===== Provided data

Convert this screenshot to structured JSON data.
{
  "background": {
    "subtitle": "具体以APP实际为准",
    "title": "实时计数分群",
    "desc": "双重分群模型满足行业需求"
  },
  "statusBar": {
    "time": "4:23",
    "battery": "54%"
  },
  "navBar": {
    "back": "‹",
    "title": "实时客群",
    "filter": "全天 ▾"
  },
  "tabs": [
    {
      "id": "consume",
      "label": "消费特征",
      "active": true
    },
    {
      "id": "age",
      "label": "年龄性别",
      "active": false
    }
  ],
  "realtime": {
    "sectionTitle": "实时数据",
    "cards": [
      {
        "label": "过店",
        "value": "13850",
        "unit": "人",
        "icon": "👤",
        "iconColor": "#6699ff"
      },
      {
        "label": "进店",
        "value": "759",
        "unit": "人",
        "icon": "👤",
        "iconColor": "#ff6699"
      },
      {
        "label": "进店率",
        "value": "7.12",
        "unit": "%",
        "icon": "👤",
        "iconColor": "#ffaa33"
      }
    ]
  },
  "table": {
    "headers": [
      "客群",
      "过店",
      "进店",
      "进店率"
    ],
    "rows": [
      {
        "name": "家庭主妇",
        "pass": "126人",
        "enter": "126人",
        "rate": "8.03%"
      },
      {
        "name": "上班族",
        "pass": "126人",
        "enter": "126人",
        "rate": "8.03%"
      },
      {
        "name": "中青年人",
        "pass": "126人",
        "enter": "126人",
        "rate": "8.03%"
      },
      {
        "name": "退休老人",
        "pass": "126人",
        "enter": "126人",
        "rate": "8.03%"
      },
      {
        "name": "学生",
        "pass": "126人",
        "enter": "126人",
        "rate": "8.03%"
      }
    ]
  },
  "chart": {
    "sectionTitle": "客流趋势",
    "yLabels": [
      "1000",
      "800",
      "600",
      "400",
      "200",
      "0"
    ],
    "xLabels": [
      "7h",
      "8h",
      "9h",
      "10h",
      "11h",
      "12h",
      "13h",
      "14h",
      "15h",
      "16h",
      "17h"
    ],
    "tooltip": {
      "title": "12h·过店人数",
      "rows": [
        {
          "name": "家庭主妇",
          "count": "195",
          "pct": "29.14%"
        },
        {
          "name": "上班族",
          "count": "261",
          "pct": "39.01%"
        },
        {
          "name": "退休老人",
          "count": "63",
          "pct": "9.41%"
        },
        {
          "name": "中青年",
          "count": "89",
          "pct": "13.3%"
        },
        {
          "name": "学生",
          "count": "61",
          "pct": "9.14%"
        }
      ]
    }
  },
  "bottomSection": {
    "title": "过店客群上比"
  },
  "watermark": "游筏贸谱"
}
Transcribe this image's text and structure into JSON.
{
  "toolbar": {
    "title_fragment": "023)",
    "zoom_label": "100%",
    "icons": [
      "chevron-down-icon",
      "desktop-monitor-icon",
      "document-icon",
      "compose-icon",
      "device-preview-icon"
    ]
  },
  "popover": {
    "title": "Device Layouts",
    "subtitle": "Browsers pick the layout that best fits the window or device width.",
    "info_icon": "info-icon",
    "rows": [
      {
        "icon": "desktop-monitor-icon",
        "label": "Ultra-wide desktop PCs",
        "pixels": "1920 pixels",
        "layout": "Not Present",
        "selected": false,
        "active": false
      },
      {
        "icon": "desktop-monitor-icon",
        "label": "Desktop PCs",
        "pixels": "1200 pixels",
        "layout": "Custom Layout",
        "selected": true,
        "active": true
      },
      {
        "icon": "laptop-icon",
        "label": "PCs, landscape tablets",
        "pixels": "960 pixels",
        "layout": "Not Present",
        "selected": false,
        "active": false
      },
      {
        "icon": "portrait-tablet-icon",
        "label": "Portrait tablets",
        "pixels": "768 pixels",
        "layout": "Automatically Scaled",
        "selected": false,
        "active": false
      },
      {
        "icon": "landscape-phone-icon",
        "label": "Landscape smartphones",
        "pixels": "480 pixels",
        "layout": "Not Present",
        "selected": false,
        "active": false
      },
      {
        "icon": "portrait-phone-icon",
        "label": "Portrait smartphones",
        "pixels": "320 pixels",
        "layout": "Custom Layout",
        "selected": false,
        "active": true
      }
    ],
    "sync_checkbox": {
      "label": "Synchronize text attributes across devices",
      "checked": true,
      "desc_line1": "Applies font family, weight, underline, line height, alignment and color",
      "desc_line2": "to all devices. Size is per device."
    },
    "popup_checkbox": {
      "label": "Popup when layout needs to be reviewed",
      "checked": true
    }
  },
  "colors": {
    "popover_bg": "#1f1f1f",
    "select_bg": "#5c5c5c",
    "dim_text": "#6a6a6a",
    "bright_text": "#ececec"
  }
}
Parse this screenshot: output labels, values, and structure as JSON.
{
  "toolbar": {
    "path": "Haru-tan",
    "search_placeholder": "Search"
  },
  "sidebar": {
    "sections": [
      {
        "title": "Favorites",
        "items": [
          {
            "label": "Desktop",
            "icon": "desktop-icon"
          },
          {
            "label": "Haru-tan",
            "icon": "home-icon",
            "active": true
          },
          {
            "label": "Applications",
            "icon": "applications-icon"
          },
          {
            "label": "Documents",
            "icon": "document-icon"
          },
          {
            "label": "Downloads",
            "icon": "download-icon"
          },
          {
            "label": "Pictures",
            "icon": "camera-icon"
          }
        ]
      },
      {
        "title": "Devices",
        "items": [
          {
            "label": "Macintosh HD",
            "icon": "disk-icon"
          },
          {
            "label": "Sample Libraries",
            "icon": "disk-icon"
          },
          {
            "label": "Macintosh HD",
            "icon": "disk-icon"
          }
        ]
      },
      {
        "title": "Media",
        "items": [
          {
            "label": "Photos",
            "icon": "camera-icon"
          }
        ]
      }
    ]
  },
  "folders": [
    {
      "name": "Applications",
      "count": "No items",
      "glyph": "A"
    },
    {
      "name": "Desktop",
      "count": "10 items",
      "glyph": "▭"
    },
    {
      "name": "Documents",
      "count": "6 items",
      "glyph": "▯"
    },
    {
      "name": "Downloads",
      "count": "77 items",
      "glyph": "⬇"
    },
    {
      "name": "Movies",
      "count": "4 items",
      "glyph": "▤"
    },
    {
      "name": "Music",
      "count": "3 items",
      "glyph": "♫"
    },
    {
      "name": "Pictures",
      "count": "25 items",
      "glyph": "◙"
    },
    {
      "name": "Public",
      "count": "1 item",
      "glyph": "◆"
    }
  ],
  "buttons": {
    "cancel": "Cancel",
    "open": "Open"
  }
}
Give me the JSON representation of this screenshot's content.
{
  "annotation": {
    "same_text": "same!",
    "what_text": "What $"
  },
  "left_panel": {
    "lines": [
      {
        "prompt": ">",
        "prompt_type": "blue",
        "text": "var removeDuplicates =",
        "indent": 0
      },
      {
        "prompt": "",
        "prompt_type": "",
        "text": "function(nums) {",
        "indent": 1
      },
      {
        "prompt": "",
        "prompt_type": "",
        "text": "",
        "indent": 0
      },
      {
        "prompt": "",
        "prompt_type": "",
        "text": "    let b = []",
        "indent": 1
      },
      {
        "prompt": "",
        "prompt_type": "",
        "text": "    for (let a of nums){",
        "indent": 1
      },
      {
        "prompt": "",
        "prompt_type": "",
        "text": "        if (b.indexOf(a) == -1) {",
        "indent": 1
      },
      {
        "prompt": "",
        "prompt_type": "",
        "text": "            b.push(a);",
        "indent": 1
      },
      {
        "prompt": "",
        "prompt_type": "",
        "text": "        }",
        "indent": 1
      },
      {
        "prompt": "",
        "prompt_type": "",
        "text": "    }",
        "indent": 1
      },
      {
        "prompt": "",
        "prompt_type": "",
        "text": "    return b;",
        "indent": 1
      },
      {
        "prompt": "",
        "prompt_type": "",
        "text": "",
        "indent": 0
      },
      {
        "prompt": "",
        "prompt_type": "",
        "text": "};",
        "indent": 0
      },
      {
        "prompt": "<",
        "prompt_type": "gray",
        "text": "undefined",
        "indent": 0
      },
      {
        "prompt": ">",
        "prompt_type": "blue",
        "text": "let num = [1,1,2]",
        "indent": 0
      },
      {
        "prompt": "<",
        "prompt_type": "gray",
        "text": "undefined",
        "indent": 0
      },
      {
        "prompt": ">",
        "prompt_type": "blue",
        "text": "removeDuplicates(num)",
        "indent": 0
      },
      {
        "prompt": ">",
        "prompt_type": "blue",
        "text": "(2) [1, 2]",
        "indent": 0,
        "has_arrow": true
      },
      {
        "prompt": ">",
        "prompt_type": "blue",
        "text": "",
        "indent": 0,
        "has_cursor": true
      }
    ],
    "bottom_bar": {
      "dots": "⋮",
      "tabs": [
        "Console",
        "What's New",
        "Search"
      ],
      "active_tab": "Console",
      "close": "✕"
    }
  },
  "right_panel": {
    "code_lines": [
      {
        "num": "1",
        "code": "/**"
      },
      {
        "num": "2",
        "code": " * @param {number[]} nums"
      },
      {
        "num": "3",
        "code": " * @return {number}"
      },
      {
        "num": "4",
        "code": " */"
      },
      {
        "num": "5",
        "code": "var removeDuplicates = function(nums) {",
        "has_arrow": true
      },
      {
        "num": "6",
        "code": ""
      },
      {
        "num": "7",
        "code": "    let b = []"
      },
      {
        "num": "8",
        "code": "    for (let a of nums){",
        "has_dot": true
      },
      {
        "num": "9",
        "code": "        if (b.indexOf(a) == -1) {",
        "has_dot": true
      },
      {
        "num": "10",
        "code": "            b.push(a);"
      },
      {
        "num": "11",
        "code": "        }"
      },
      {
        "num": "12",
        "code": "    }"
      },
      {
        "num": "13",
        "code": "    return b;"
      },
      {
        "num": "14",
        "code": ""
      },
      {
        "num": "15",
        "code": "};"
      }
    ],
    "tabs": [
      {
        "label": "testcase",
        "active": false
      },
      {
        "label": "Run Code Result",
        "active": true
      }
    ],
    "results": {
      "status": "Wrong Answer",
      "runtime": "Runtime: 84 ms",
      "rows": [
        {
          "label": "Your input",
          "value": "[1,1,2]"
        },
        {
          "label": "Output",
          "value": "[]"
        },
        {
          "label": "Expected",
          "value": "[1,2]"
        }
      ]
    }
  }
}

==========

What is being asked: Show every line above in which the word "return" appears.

Completed task:
        "text": "    return b;",
        "code": " * @return {number}"
        "code": "    return b;"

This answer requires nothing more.